Task objective
Review the listing and copy each line that holds the word "회원정보".

Extracted data

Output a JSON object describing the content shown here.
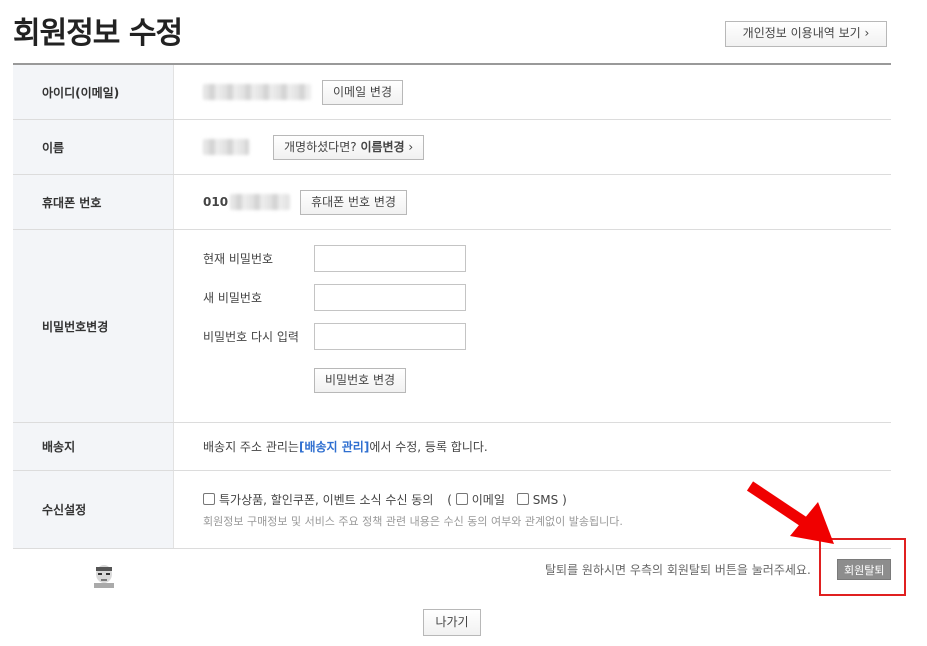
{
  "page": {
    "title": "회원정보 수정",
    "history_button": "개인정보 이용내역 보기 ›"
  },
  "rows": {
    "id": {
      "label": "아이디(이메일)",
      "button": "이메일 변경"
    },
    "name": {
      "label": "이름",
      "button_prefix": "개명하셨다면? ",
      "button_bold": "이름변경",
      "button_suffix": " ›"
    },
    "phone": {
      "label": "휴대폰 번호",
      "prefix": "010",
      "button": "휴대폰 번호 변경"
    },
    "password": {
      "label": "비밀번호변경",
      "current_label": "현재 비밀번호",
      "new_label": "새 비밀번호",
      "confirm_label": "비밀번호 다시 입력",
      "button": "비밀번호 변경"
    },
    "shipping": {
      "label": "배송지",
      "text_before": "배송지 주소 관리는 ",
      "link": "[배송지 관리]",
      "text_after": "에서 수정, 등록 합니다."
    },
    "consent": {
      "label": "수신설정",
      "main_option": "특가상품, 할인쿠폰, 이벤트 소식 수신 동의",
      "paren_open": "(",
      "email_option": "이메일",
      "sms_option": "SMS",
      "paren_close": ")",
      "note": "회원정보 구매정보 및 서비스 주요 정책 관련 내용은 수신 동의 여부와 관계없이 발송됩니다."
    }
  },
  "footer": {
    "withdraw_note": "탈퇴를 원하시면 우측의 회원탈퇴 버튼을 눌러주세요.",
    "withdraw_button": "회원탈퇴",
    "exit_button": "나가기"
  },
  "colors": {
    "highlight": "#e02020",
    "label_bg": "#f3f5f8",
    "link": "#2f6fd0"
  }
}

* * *

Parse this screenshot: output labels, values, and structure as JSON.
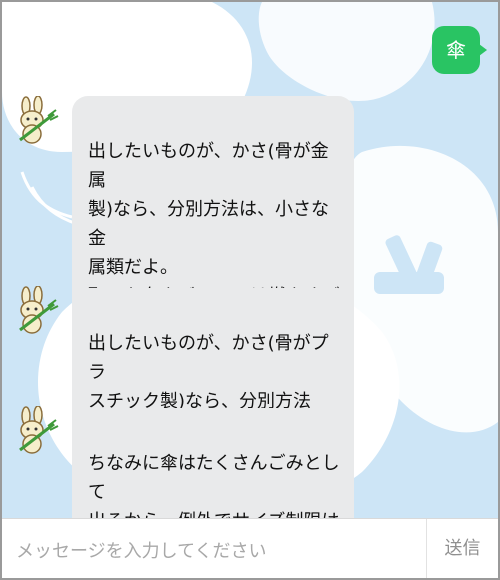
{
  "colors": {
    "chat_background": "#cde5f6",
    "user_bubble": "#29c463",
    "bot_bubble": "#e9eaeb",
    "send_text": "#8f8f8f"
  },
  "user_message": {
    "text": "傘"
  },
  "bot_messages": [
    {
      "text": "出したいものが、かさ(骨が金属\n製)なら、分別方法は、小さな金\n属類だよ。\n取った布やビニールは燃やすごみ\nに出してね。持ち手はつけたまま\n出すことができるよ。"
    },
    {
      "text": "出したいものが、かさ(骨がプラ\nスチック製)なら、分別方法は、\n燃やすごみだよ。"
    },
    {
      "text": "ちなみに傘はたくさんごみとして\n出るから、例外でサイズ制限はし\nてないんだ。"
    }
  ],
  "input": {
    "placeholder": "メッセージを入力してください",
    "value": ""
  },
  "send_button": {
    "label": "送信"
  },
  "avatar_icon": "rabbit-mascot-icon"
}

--

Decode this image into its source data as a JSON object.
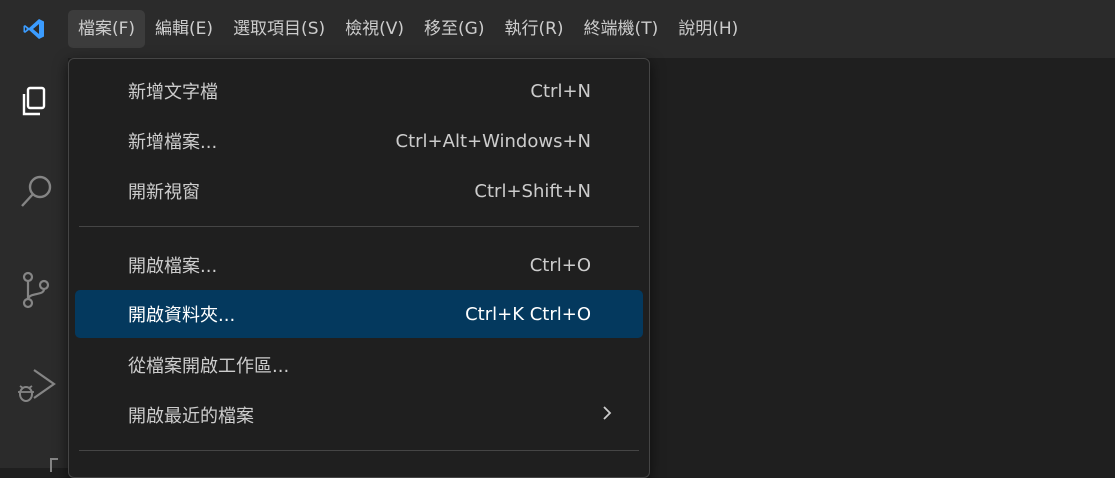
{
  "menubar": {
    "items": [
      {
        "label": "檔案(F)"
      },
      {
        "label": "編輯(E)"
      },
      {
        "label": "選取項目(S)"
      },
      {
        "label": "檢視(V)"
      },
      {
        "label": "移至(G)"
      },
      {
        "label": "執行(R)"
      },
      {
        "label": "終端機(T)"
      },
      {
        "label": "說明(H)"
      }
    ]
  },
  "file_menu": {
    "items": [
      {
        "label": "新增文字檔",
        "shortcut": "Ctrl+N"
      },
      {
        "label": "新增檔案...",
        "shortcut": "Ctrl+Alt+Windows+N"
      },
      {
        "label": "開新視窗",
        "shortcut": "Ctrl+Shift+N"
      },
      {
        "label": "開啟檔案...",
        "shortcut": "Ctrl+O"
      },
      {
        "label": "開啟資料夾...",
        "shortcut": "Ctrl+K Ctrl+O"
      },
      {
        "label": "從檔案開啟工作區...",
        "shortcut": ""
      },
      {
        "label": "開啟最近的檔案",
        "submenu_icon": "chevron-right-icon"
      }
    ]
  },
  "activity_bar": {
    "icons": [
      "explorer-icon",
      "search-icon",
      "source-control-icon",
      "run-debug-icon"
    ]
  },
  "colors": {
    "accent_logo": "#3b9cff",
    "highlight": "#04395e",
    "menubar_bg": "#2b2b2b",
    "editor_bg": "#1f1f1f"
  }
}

Reply
    "title": "회원정보 수정",
      "note": "회원정보 구매정보 및 서비스 주요 정책 관련 내용은 수신 동의 여부와 관계없이 발송됩니다."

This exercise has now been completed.